We have to understand the past in order to build the future! Oil is not a retro-computing project :-)
As mentioned above, I got an e-mail from Tom Van Vleck about the Kubernetes-Multics analogy. I said that Kubernetes and Multics are both "serious, respectable, but overly complex" systems.
This is a coarse statement, and there is subtlety. Here's a list of Multics myths to balance the argument:
In particular, Multics had comercial customers for decades.
I knew that Multics pioneered the shell as a user program, and that it was an influential system in many other ways. See Fernando Corbato's 1990 Turing Award for a description of its innovations and achievements.
Nonetheless, it appears that Multics does not follow the Perlis-Thompson principle. And it doesn't use language-oriented composition — at least not to the extent that Unix does.
Again, I claim that these principles enable foundational software to scale and evolve for decades, and future posts will elaborate on this. We're still missing the Unix of distributed operating systems.
Here are recent comments I want to elaborate on:
The Bourne shell has the well-known problem of automatically splitting substitutions in unquoted words. I wrote about how we fix this in Oil Doesn't Require Quoting Everywhere.
whetu on reddit recently dug up some interesting history on word
with references to old Multics and Unix manuals.
Though, to be honest, I can't tell from these quotes if word splitting
originated from Multics or Unix. It's possible to require quotes around
'with spaces and | operator' without splitting unquoted
Leave a comment if you know where "dynamic" word splitting originated!
This comment might be useful to people working on a hairy bash script. I would advise others to ignore it -- I didn't know this trivia before I started working on OSH!
[ "$a" == "$b" ] # string equality [ "$a" = "$b" ] # string equality [[ $a == $b ]] # fnmatch [[ $a = $b ]] # fnmatch [[ $a =~ $b ]] # regex match [[ $a -eq $b ]] # numeric equality (( a == b )) # numeric equality (( a = b )) # numeric assignment!
It also gives color on the design of the Oil language. Oil gives you Python-like typed expressions instead of this cacophony of syntax. See The Simplest Explanation of Oil.
a1) syntax here caught my eye:
I didn't read this whole article, but it appears that shell's case syntax came from some variant of ALGOL.

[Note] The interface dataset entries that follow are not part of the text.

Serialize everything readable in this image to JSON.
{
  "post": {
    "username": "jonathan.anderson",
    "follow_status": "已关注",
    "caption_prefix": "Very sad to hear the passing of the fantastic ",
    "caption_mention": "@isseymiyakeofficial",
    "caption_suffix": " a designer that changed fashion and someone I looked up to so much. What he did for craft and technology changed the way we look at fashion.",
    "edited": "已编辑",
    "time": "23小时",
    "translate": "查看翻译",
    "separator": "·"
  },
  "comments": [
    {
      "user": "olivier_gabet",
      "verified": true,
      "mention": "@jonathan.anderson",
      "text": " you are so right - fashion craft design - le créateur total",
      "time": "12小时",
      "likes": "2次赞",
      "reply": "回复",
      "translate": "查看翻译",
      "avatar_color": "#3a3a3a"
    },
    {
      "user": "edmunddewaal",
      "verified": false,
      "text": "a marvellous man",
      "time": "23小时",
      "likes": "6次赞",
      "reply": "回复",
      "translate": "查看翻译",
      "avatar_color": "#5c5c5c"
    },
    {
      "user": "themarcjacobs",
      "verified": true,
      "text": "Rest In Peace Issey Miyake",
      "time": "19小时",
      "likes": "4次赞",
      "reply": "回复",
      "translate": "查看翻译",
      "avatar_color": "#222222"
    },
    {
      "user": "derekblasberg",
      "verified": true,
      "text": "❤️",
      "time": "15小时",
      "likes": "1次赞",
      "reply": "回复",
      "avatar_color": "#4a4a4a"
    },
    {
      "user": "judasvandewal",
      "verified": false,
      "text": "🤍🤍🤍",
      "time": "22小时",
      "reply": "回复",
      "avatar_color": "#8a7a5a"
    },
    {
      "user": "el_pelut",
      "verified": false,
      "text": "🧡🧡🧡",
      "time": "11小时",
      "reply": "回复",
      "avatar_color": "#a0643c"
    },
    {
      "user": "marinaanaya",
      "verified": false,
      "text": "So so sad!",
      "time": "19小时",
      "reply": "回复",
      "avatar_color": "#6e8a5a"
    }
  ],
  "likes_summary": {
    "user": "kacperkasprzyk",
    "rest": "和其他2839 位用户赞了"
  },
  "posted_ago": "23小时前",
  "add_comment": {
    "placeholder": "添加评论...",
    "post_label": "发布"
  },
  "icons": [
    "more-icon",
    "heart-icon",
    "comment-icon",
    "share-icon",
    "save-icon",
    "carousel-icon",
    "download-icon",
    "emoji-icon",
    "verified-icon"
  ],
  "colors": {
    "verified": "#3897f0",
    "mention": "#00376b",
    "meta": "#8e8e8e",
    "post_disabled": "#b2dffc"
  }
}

This isn't surprising, because Steve Bourne, author of the Bourne Shell, invented a "Bournegol dialect" of C.
Related: 2009 Interview with Steve Bourne on Unix shell.